They used stones and tree branches to block traffic on the Bulawayo-Victoria Falls highway causing a traffic jam on Wednesday afternoon in reaction to a strike by academic and non-academic staff which had entered the third day leaving them stranded.

Members of staff at the institution downed tools on Monday protesting alleged “incapacitation” and this left students stranded after closure of the canteen.

A power failure in Lupane also compounded the situation as there was no water, electricity and internet services prompting students to take to the streets.

They started singing and toyi toying on campus and moved to the main road where they were later dispersed by police in the evening.

The students complained that besides missing on lectures, buying food from private caterers at Lupane centre was expensive for them.

“We haven’t learnt anything since the semester started in July because lectures have been on and off. Exams will be starting soon and we don’t even know what we are going to write since we didn’t learn anything. As if that’s not enough, they all abandoned us at the campus which is why we had to demonstrate,” said a student on condition of anonymity.

LSU director of marketing and communication Mr Zwelithini Dlamini yesterday confirmed the students’ demonstration and staff industrial action.

He however said management had engaged the disgruntled parties and staff members had returned to work yesterday.

“Workers’ representatives for both academic and non-academic staff communicated last Friday that they would not be able to report for duty for three days starting on Monday because of incapacitation.

“The three days they had indicated lapsed yesterday and they are now back at work while management continues engaging them,” said Mr Dlamini.

He said the strike by staff members contributed to the students’ demonstration.

“Students have not been learning which is a cause for concern because they are here to learn. Frequent power outages also affected water supply and internet services on campus while closure of the dining hall incapacitated students.

“As a remedy we tried bringing outside caterers to serve them but obviously the issue of pricing remained a cause for concern because they could not lower prices to what students could afford,” said Mr Dlamini.

“Students became impatient on the third day and they barricaded the highway causing a traffic jam.
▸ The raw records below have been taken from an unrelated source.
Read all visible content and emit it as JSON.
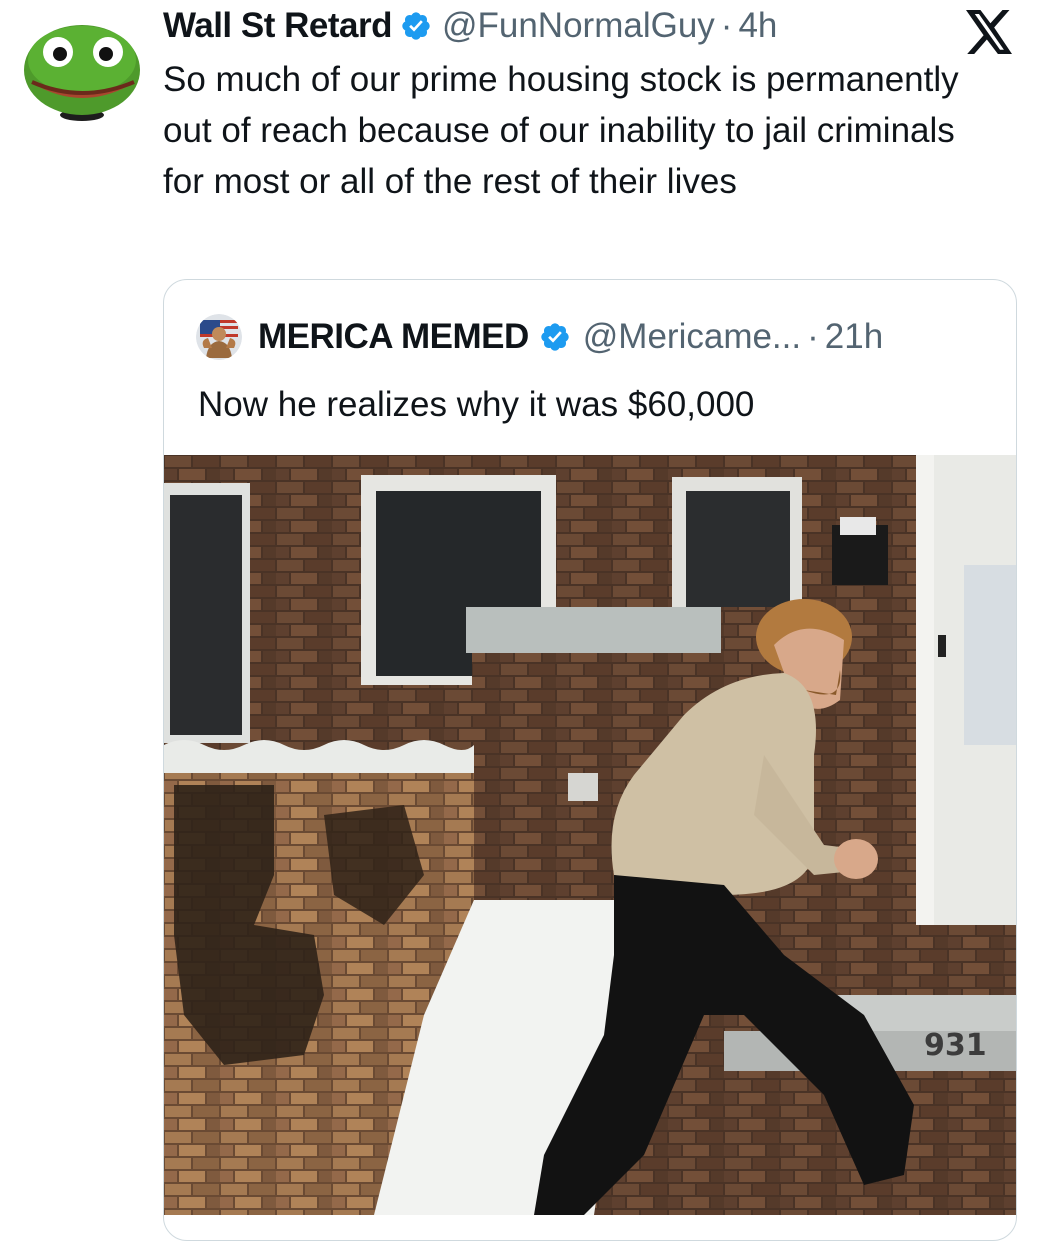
{
  "tweet": {
    "author_name": "Wall St Retard",
    "handle": "@FunNormalGuy",
    "separator": "·",
    "time": "4h",
    "text": "So much of our prime housing stock is permanently out of reach because of our inability to jail criminals for most or all of the rest of their lives",
    "avatar_icon": "pepe-frog-avatar-icon",
    "verified_icon": "verified-badge-icon",
    "platform_icon": "x-logo-icon"
  },
  "quote": {
    "author_name": "MERICA MEMED",
    "handle": "@Mericame...",
    "separator": "·",
    "time": "21h",
    "text": "Now he realizes why it was $60,000",
    "avatar_icon": "patriot-avatar-icon",
    "verified_icon": "verified-badge-icon",
    "media_icon": "video-still-man-brick-porch",
    "media_overlay_text": "931"
  },
  "colors": {
    "verified_blue": "#1d9bf0",
    "text": "#0f1419",
    "secondary": "#536471",
    "border": "#cfd9de"
  }
}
We engaged them because they were now taking their anger to the wrong people and they understood and cleared the road.”

He said a way forward is being worked on regarding lost learning time and possibly having exams written at an appropriate time.